Interface dataset entries:
═══
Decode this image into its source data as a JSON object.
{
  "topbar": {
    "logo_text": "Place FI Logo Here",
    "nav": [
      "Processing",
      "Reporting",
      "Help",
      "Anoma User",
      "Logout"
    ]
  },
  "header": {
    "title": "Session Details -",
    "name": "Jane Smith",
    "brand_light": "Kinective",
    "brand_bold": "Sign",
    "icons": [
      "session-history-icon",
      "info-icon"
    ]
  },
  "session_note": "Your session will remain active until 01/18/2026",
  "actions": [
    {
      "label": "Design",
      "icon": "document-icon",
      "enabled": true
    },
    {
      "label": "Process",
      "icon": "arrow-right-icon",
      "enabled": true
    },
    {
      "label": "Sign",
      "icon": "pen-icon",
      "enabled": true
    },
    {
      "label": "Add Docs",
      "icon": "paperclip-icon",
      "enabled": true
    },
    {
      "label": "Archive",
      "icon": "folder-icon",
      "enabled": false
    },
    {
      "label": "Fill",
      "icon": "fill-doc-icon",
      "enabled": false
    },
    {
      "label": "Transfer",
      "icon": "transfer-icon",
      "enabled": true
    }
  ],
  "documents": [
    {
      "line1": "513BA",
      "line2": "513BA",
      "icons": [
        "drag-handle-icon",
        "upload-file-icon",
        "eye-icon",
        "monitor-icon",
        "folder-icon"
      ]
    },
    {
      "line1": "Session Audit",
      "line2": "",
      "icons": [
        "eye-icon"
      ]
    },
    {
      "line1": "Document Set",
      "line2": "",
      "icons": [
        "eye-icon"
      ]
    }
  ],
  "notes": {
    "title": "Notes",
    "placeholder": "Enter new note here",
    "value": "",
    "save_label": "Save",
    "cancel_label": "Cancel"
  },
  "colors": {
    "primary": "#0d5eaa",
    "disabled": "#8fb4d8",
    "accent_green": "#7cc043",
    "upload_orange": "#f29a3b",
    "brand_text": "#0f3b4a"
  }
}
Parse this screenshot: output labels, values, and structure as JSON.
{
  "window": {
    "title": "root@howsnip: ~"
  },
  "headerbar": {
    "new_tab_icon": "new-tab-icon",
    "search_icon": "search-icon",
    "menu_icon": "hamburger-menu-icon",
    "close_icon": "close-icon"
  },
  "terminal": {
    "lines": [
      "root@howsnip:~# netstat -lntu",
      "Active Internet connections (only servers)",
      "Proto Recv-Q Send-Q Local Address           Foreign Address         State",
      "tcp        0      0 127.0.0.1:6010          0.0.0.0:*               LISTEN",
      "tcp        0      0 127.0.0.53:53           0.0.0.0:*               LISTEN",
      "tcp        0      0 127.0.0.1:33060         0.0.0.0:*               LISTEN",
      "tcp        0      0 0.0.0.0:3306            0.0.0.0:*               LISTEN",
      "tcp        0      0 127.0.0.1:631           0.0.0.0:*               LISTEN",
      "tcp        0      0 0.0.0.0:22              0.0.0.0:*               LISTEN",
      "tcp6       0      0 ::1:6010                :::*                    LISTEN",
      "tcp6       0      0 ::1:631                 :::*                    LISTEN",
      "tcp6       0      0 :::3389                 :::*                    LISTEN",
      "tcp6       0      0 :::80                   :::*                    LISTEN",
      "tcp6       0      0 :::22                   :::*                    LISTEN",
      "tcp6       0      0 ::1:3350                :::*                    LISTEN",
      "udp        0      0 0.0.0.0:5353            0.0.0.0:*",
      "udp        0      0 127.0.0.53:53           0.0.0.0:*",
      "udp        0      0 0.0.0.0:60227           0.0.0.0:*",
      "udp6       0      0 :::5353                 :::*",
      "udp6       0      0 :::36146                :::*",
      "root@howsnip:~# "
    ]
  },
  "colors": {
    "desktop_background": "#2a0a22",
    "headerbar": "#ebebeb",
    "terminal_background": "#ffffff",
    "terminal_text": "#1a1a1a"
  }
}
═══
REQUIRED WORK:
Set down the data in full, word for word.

OUTPUT BELOW:
Decode this image into its source data as a JSON object.
{
  "topbar": {
    "logo_text": "Place FI Logo Here",
    "nav": [
      "Processing",
      "Reporting",
      "Help",
      "Anoma User",
      "Logout"
    ]
  },
  "header": {
    "title": "Session Details -",
    "name": "Jane Smith",
    "brand_light": "Kinective",
    "brand_bold": "Sign",
    "icons": [
      "session-history-icon",
      "info-icon"
    ]
  },
  "session_note": "Your session will remain active until 01/18/2026",
  "actions": [
    {
      "label": "Design",
      "icon": "document-icon",
      "enabled": true
    },
    {
      "label": "Process",
      "icon": "arrow-right-icon",
      "enabled": true
    },
    {
      "label": "Sign",
      "icon": "pen-icon",
      "enabled": true
    },
    {
      "label": "Add Docs",
      "icon": "paperclip-icon",
      "enabled": true
    },
    {
      "label": "Archive",
      "icon": "folder-icon",
      "enabled": false
    },
    {
      "label": "Fill",
      "icon": "fill-doc-icon",
      "enabled": false
    },
    {
      "label": "Transfer",
      "icon": "transfer-icon",
      "enabled": true
    }
  ],
  "documents": [
    {
      "line1": "513BA",
      "line2": "513BA",
      "icons": [
        "drag-handle-icon",
        "upload-file-icon",
        "eye-icon",
        "monitor-icon",
        "folder-icon"
      ]
    },
    {
      "line1": "Session Audit",
      "line2": "",
      "icons": [
        "eye-icon"
      ]
    },
    {
      "line1": "Document Set",
      "line2": "",
      "icons": [
        "eye-icon"
      ]
    }
  ],
  "notes": {
    "title": "Notes",
    "placeholder": "Enter new note here",
    "value": "",
    "save_label": "Save",
    "cancel_label": "Cancel"
  },
  "colors": {
    "primary": "#0d5eaa",
    "disabled": "#8fb4d8",
    "accent_green": "#7cc043",
    "upload_orange": "#f29a3b",
    "brand_text": "#0f3b4a"
  }
}
Parse this screenshot: output labels, values, and structure as JSON.
{
  "window": {
    "title": "root@howsnip: ~"
  },
  "headerbar": {
    "new_tab_icon": "new-tab-icon",
    "search_icon": "search-icon",
    "menu_icon": "hamburger-menu-icon",
    "close_icon": "close-icon"
  },
  "terminal": {
    "lines": [
      "root@howsnip:~# netstat -lntu",
      "Active Internet connections (only servers)",
      "Proto Recv-Q Send-Q Local Address           Foreign Address         State",
      "tcp        0      0 127.0.0.1:6010          0.0.0.0:*               LISTEN",
      "tcp        0      0 127.0.0.53:53           0.0.0.0:*               LISTEN",
      "tcp        0      0 127.0.0.1:33060         0.0.0.0:*               LISTEN",
      "tcp        0      0 0.0.0.0:3306            0.0.0.0:*               LISTEN",
      "tcp        0      0 127.0.0.1:631           0.0.0.0:*               LISTEN",
      "tcp        0      0 0.0.0.0:22              0.0.0.0:*               LISTEN",
      "tcp6       0      0 ::1:6010                :::*                    LISTEN",
      "tcp6       0      0 ::1:631                 :::*                    LISTEN",
      "tcp6       0      0 :::3389                 :::*                    LISTEN",
      "tcp6       0      0 :::80                   :::*                    LISTEN",
      "tcp6       0      0 :::22                   :::*                    LISTEN",
      "tcp6       0      0 ::1:3350                :::*                    LISTEN",
      "udp        0      0 0.0.0.0:5353            0.0.0.0:*",
      "udp        0      0 127.0.0.53:53           0.0.0.0:*",
      "udp        0      0 0.0.0.0:60227           0.0.0.0:*",
      "udp6       0      0 :::5353                 :::*",
      "udp6       0      0 :::36146                :::*",
      "root@howsnip:~# "
    ]
  },
  "colors": {
    "desktop_background": "#2a0a22",
    "headerbar": "#ebebeb",
    "terminal_background": "#ffffff",
    "terminal_text": "#1a1a1a"
  }
}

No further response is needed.